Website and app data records
((

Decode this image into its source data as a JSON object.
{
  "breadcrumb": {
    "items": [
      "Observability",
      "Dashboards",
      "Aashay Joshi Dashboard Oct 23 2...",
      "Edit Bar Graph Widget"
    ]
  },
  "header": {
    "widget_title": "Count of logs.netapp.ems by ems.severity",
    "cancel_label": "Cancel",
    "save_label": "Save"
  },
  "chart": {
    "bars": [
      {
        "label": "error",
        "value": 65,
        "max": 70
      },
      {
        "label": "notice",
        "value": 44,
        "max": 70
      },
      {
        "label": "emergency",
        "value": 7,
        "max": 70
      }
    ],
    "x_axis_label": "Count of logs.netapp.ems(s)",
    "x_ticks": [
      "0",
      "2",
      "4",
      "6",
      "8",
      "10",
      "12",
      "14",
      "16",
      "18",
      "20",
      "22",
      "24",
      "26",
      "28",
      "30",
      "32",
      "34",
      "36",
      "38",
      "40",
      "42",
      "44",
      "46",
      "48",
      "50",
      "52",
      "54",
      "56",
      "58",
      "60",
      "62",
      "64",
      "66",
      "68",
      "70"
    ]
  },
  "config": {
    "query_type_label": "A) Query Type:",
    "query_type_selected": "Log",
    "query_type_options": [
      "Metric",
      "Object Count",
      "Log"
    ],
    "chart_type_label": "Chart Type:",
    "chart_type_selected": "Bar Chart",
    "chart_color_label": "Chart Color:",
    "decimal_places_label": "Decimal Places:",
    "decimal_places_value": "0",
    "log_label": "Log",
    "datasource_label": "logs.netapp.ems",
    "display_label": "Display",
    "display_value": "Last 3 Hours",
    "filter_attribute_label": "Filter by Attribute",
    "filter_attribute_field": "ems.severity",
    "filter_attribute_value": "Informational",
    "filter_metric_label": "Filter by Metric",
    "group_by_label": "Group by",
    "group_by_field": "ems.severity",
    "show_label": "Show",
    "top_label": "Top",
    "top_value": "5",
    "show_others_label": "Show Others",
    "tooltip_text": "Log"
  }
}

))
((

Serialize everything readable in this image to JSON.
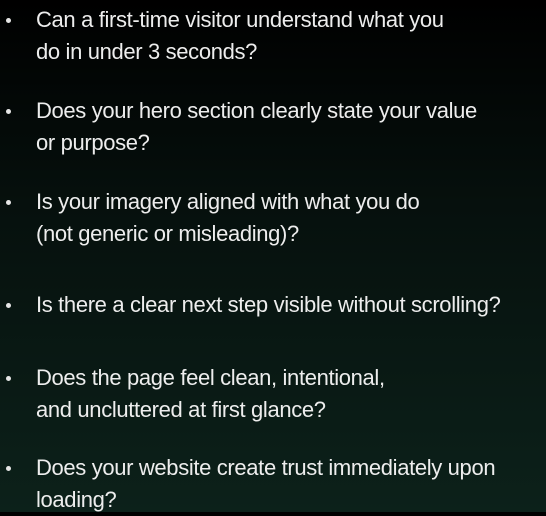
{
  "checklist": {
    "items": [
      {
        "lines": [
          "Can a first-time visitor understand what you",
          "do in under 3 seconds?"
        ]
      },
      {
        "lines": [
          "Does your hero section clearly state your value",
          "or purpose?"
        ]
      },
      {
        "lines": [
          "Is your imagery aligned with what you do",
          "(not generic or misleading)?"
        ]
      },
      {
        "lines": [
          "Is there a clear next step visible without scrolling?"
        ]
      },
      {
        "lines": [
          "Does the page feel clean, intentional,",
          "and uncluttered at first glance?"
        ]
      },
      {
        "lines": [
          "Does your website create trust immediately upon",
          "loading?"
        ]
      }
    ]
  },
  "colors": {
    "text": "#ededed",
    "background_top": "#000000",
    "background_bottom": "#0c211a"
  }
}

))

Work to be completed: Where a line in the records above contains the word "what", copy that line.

Exercise output:
          "Can a first-time visitor understand what you",
          "Is your imagery aligned with what you do",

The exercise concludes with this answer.